My friend John once had to memorize this poem for a class, and he recited it to me in preparation. I fell in love with it instantly. The sentiment is perfect; the timing is impeccable; the words, true to Stafford’s style, are spare. It’s a quiet, somber, thoughtful poem. The kind of poem I like to refer to as “middle-age” because it’s capable of great introspection.

Ask Me
William Stafford

Some time when the river is ice ask me
mistakes I have made. Ask me whether
what I have done is my life. Others
have come in their slow way into
my thought, and some have tried to help
or to hurt: ask me what difference
their strongest love or hate has made.

I will listen to what you say.
You and I can turn and look
at the silent river and wait. We know
the current is there, hidden; and there
are comings and goings from miles away
that hole the stillness exactly before us.
What the river says, that is what I say.

Tuesday, July 3, 2012
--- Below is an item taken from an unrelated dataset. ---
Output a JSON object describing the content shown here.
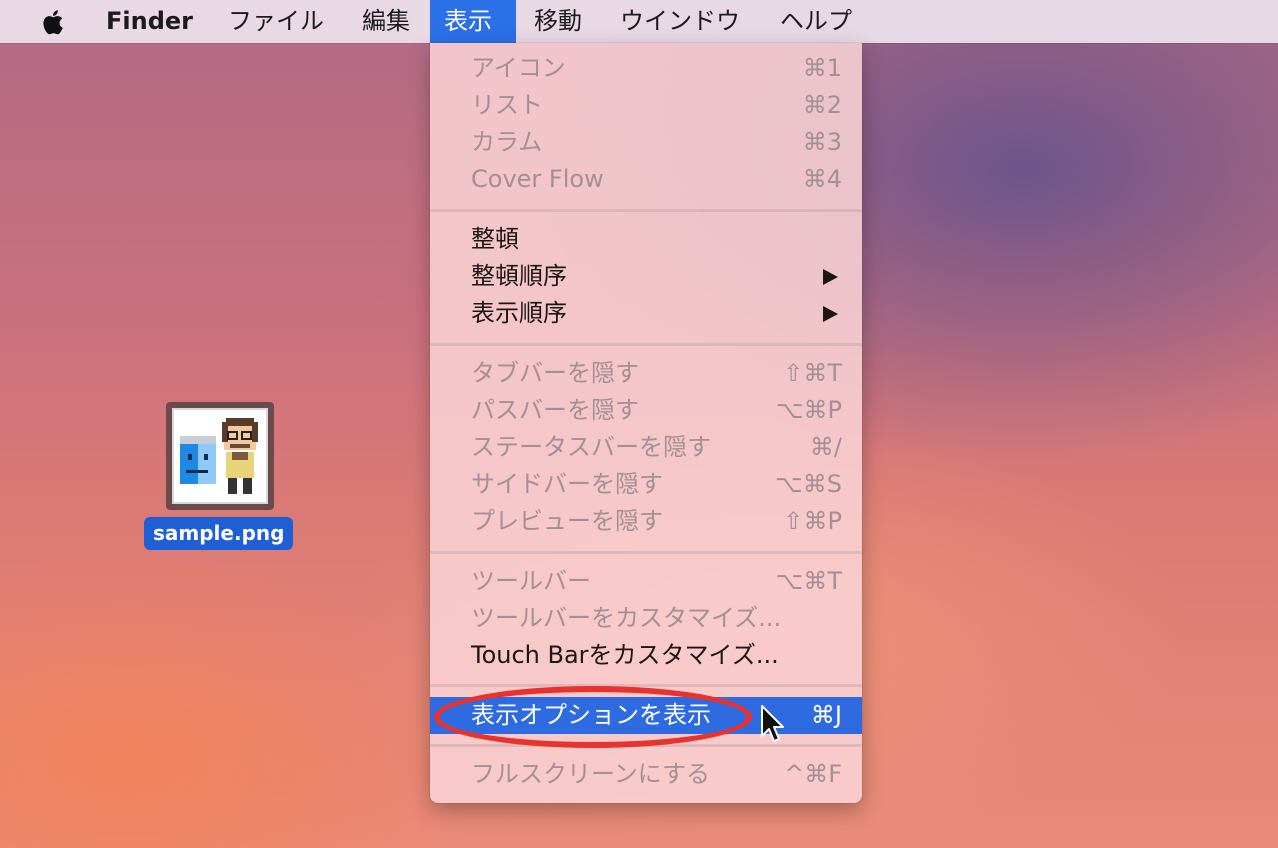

My Truths #8 - Parents

8. Your parents are just people.

When we’re little, our parents are our best examples of what it’s like to be functioning adults. We think they have it all figured out, and as adults, we too, will always know what to say and do. It isn’t until we’re adults ourselves that we realize that if you don’t have the answers at 25 or 31 or 40, they likely didn’t either. And somewhere along the way, we realize we’re more equal than we think.

And call no man your father upon the earth: for one is your Father, which is in heaven.Matt 23:9

Monday, July 2, 2012

My Truths #7 - Noticing

7. People don’t notice you nearly as much as you think.

I’ve always wrestled with self-consciousness. If you’re taller or smarter or wear different clothes, kids pick on you. But I’ve learned that most adults are so busy with their own insecurities that they don’t often see yours. And if they do notice, they’re likely to forgive those faults because they’re keenly aware of their own.

And that ye study to be quiet, and to do your own business, and to work with your own hands, as we commanded you…I Thessalonians 4:11

Sunday, July 1, 2012

My Truths #6 - Everyone

6. Everyone is dealing with something. Everyone wishes they were someone else. Everyone wishes they were better at something.

So often we get so wrapped up in our own lives and limitations that we forget that we are not alone. No matter the thought, you’re not the first to think it. No matter the feeling, you’re not the first to have it. Your pain is legitimate, but so is everyone else’s.

Judge not according to the appearance, but judge righteous judgment.—John 7:24